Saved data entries

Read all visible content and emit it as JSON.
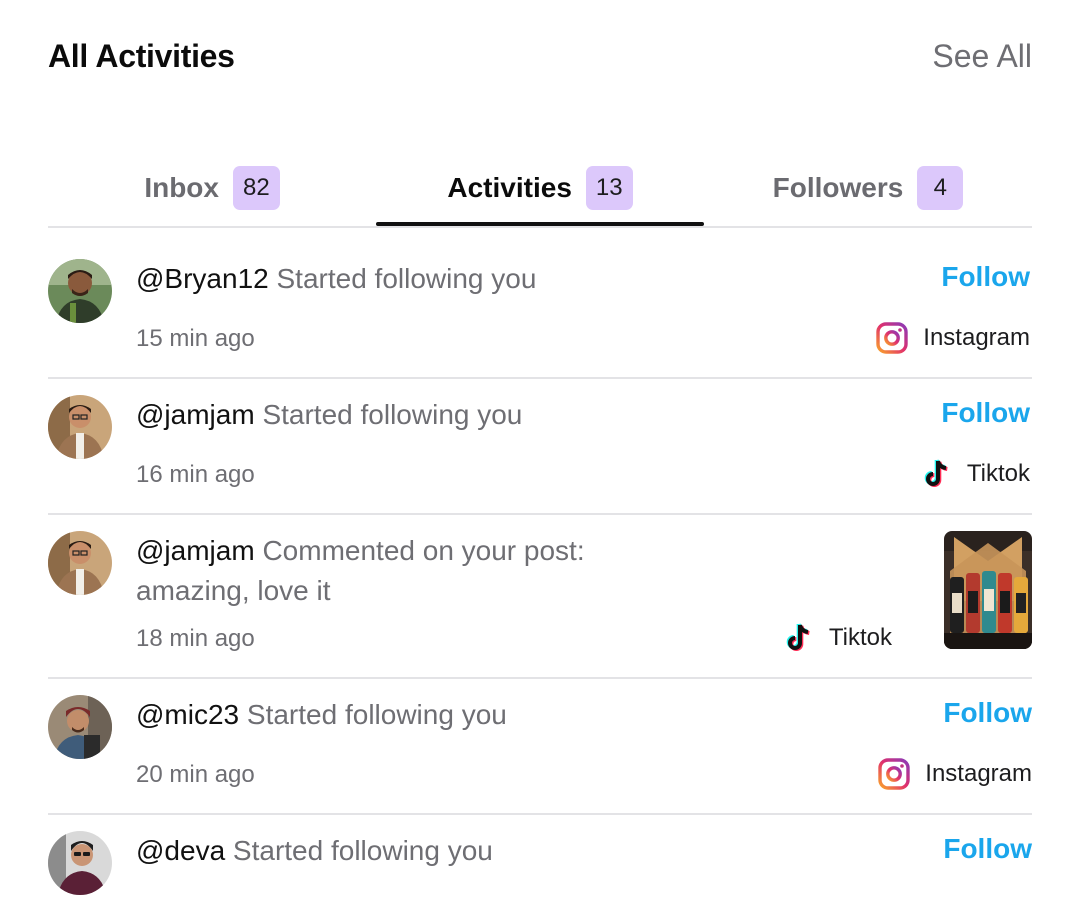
{
  "header": {
    "title": "All Activities",
    "see_all": "See All"
  },
  "tabs": [
    {
      "label": "Inbox",
      "count": "82"
    },
    {
      "label": "Activities",
      "count": "13"
    },
    {
      "label": "Followers",
      "count": "4"
    }
  ],
  "active_tab": "Activities",
  "activities": [
    {
      "handle": "@Bryan12",
      "action": "Started following you",
      "time": "15 min ago",
      "follow": "Follow",
      "platform": "Instagram"
    },
    {
      "handle": "@jamjam",
      "action": "Started following you",
      "time": "16 min ago",
      "follow": "Follow",
      "platform": "Tiktok"
    },
    {
      "handle": "@jamjam",
      "action": "Commented on your post:",
      "comment": "amazing, love it",
      "time": "18 min ago",
      "platform": "Tiktok"
    },
    {
      "handle": "@mic23",
      "action": "Started following you",
      "time": "20 min ago",
      "follow": "Follow",
      "platform": "Instagram"
    },
    {
      "handle": "@deva",
      "action": "Started following you",
      "follow": "Follow"
    }
  ],
  "colors": {
    "badge_bg": "#dcc8fb",
    "follow": "#1aa6ec",
    "muted_text": "#6e6e73",
    "divider": "#e3e3e6"
  },
  "icons": {
    "instagram": "instagram-icon",
    "tiktok": "tiktok-icon"
  }
}
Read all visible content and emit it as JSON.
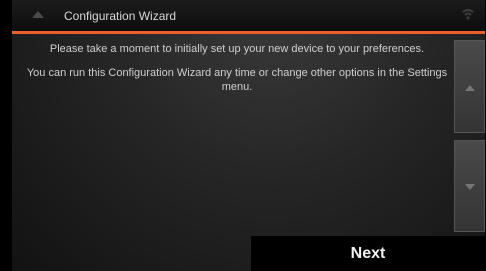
{
  "window": {
    "title": "Configuration Wizard"
  },
  "content": {
    "paragraph1": "Please take a moment to initially set up your new device to your preferences.",
    "paragraph2": "You can run this Configuration Wizard any time or change other options in the Settings menu."
  },
  "footer": {
    "next_label": "Next"
  },
  "colors": {
    "accent": "#e8612c",
    "background": "#262626",
    "button": "#000000"
  },
  "icons": {
    "title_left": "chevron-up-icon",
    "title_right": "signal-icon",
    "scroll_up": "arrow-up-icon",
    "scroll_down": "arrow-down-icon"
  }
}
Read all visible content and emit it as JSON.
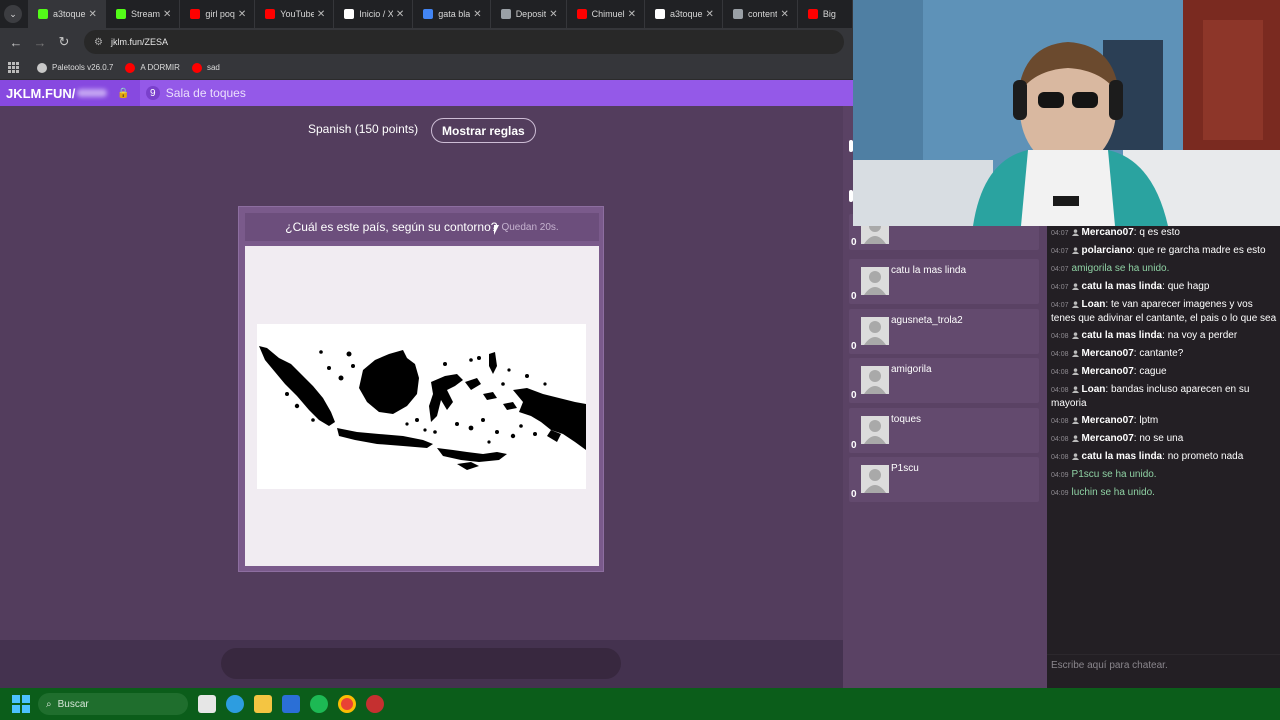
{
  "browser": {
    "tabs": [
      {
        "title": "a3toque",
        "icon": "kick-icon",
        "color": "#53fc18"
      },
      {
        "title": "Stream",
        "icon": "kick-icon",
        "color": "#53fc18"
      },
      {
        "title": "girl poq",
        "icon": "youtube-icon",
        "color": "#ff0000"
      },
      {
        "title": "YouTube",
        "icon": "youtube-icon",
        "color": "#ff0000"
      },
      {
        "title": "Inicio / X",
        "icon": "x-icon",
        "color": "#ffffff"
      },
      {
        "title": "gata bla",
        "icon": "google-icon",
        "color": "#4285f4"
      },
      {
        "title": "Deposit",
        "icon": "globe-icon",
        "color": "#9aa0a6"
      },
      {
        "title": "Chimuel",
        "icon": "youtube-icon",
        "color": "#ff0000"
      },
      {
        "title": "a3toque",
        "icon": "tiktok-icon",
        "color": "#ffffff"
      },
      {
        "title": "content",
        "icon": "globe-icon",
        "color": "#9aa0a6"
      },
      {
        "title": "Big",
        "icon": "youtube-icon",
        "color": "#ff0000"
      }
    ],
    "url": "jklm.fun/ZESA",
    "bookmarks": [
      {
        "label": "Paletools v26.0.7",
        "icon": "globe-icon",
        "color": "#c8c8c8"
      },
      {
        "label": "A DORMIR",
        "icon": "youtube-icon",
        "color": "#ff0000"
      },
      {
        "label": "sad",
        "icon": "youtube-icon",
        "color": "#ff0000"
      }
    ]
  },
  "site": {
    "logo": "JKLM.FUN/",
    "room_count": "9",
    "room_name": "Sala de toques"
  },
  "game": {
    "mode": "Spanish (150 points)",
    "rules_button": "Mostrar reglas",
    "question": "¿Cuál es este país, según su contorno?",
    "timer": "Quedan 20s."
  },
  "players": [
    {
      "name": "catu la mas linda",
      "score": "0"
    },
    {
      "name": "agusneta_trola2",
      "score": "0"
    },
    {
      "name": "amigorila",
      "score": "0"
    },
    {
      "name": "toques",
      "score": "0"
    },
    {
      "name": "P1scu",
      "score": "0"
    }
  ],
  "partial_player_score": "0",
  "chat": {
    "messages": [
      {
        "time": "04:07",
        "user": "Mercano07",
        "text": "q es esto"
      },
      {
        "time": "04:07",
        "user": "polarciano",
        "text": "que re garcha madre es esto"
      },
      {
        "time": "04:07",
        "system": "amigorila se ha unido."
      },
      {
        "time": "04:07",
        "user": "catu la mas linda",
        "text": "que hagp"
      },
      {
        "time": "04:07",
        "user": "Loan",
        "text": "te van aparecer imagenes y vos tenes que adivinar el cantante, el pais o lo que sea"
      },
      {
        "time": "04:08",
        "user": "catu la mas linda",
        "text": "na voy a perder"
      },
      {
        "time": "04:08",
        "user": "Mercano07",
        "text": "cantante?"
      },
      {
        "time": "04:08",
        "user": "Mercano07",
        "text": "cague"
      },
      {
        "time": "04:08",
        "user": "Loan",
        "text": "bandas incluso aparecen en su mayoria"
      },
      {
        "time": "04:08",
        "user": "Mercano07",
        "text": "lptm"
      },
      {
        "time": "04:08",
        "user": "Mercano07",
        "text": "no se una"
      },
      {
        "time": "04:08",
        "user": "catu la mas linda",
        "text": "no prometo nada"
      },
      {
        "time": "04:09",
        "system": "P1scu se ha unido."
      },
      {
        "time": "04:09",
        "system": "luchin se ha unido."
      }
    ],
    "input_placeholder": "Escribe aquí para chatear."
  },
  "taskbar": {
    "search_placeholder": "Buscar"
  }
}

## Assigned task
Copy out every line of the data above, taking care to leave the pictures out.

## Output below
Read all visible content and emit it as JSON.
{
  "header": {
    "title": "All Activities",
    "see_all": "See All"
  },
  "tabs": [
    {
      "label": "Inbox",
      "count": "82"
    },
    {
      "label": "Activities",
      "count": "13"
    },
    {
      "label": "Followers",
      "count": "4"
    }
  ],
  "active_tab": "Activities",
  "activities": [
    {
      "handle": "@Bryan12",
      "action": "Started following you",
      "time": "15 min ago",
      "follow": "Follow",
      "platform": "Instagram"
    },
    {
      "handle": "@jamjam",
      "action": "Started following you",
      "time": "16 min ago",
      "follow": "Follow",
      "platform": "Tiktok"
    },
    {
      "handle": "@jamjam",
      "action": "Commented on your post:",
      "comment": "amazing, love it",
      "time": "18 min ago",
      "platform": "Tiktok"
    },
    {
      "handle": "@mic23",
      "action": "Started following you",
      "time": "20 min ago",
      "follow": "Follow",
      "platform": "Instagram"
    },
    {
      "handle": "@deva",
      "action": "Started following you",
      "follow": "Follow"
    }
  ],
  "colors": {
    "badge_bg": "#dcc8fb",
    "follow": "#1aa6ec",
    "muted_text": "#6e6e73",
    "divider": "#e3e3e6"
  },
  "icons": {
    "instagram": "instagram-icon",
    "tiktok": "tiktok-icon"
  }
}
Read all visible content and emit it as JSON.
{
  "window": {
    "title": "Configuration Wizard"
  },
  "content": {
    "paragraph1": "Please take a moment to initially set up your new device to your preferences.",
    "paragraph2": "You can run this Configuration Wizard any time or change other options in the Settings menu."
  },
  "footer": {
    "next_label": "Next"
  },
  "colors": {
    "accent": "#e8612c",
    "background": "#262626",
    "button": "#000000"
  },
  "icons": {
    "title_left": "chevron-up-icon",
    "title_right": "signal-icon",
    "scroll_up": "arrow-up-icon",
    "scroll_down": "arrow-down-icon"
  }
}
Read all visible content and emit it as JSON.
{
  "browser": {
    "tabs": [
      {
        "title": "a3toque",
        "icon": "kick-icon",
        "color": "#53fc18"
      },
      {
        "title": "Stream",
        "icon": "kick-icon",
        "color": "#53fc18"
      },
      {
        "title": "girl poq",
        "icon": "youtube-icon",
        "color": "#ff0000"
      },
      {
        "title": "YouTube",
        "icon": "youtube-icon",
        "color": "#ff0000"
      },
      {
        "title": "Inicio / X",
        "icon": "x-icon",
        "color": "#ffffff"
      },
      {
        "title": "gata bla",
        "icon": "google-icon",
        "color": "#4285f4"
      },
      {
        "title": "Deposit",
        "icon": "globe-icon",
        "color": "#9aa0a6"
      },
      {
        "title": "Chimuel",
        "icon": "youtube-icon",
        "color": "#ff0000"
      },
      {
        "title": "a3toque",
        "icon": "tiktok-icon",
        "color": "#ffffff"
      },
      {
        "title": "content",
        "icon": "globe-icon",
        "color": "#9aa0a6"
      },
      {
        "title": "Big",
        "icon": "youtube-icon",
        "color": "#ff0000"
      }
    ],
    "url": "jklm.fun/ZESA",
    "bookmarks": [
      {
        "label": "Paletools v26.0.7",
        "icon": "globe-icon",
        "color": "#c8c8c8"
      },
      {
        "label": "A DORMIR",
        "icon": "youtube-icon",
        "color": "#ff0000"
      },
      {
        "label": "sad",
        "icon": "youtube-icon",
        "color": "#ff0000"
      }
    ]
  },
  "site": {
    "logo": "JKLM.FUN/",
    "room_count": "9",
    "room_name": "Sala de toques"
  },
  "game": {
    "mode": "Spanish (150 points)",
    "rules_button": "Mostrar reglas",
    "question": "¿Cuál es este país, según su contorno?",
    "timer": "Quedan 20s."
  },
  "players": [
    {
      "name": "catu la mas linda",
      "score": "0"
    },
    {
      "name": "agusneta_trola2",
      "score": "0"
    },
    {
      "name": "amigorila",
      "score": "0"
    },
    {
      "name": "toques",
      "score": "0"
    },
    {
      "name": "P1scu",
      "score": "0"
    }
  ],
  "partial_player_score": "0",
  "chat": {
    "messages": [
      {
        "time": "04:07",
        "user": "Mercano07",
        "text": "q es esto"
      },
      {
        "time": "04:07",
        "user": "polarciano",
        "text": "que re garcha madre es esto"
      },
      {
        "time": "04:07",
        "system": "amigorila se ha unido."
      },
      {
        "time": "04:07",
        "user": "catu la mas linda",
        "text": "que hagp"
      },
      {
        "time": "04:07",
        "user": "Loan",
        "text": "te van aparecer imagenes y vos tenes que adivinar el cantante, el pais o lo que sea"
      },
      {
        "time": "04:08",
        "user": "catu la mas linda",
        "text": "na voy a perder"
      },
      {
        "time": "04:08",
        "user": "Mercano07",
        "text": "cantante?"
      },
      {
        "time": "04:08",
        "user": "Mercano07",
        "text": "cague"
      },
      {
        "time": "04:08",
        "user": "Loan",
        "text": "bandas incluso aparecen en su mayoria"
      },
      {
        "time": "04:08",
        "user": "Mercano07",
        "text": "lptm"
      },
      {
        "time": "04:08",
        "user": "Mercano07",
        "text": "no se una"
      },
      {
        "time": "04:08",
        "user": "catu la mas linda",
        "text": "no prometo nada"
      },
      {
        "time": "04:09",
        "system": "P1scu se ha unido."
      },
      {
        "time": "04:09",
        "system": "luchin se ha unido."
      }
    ],
    "input_placeholder": "Escribe aquí para chatear."
  },
  "taskbar": {
    "search_placeholder": "Buscar"
  }
}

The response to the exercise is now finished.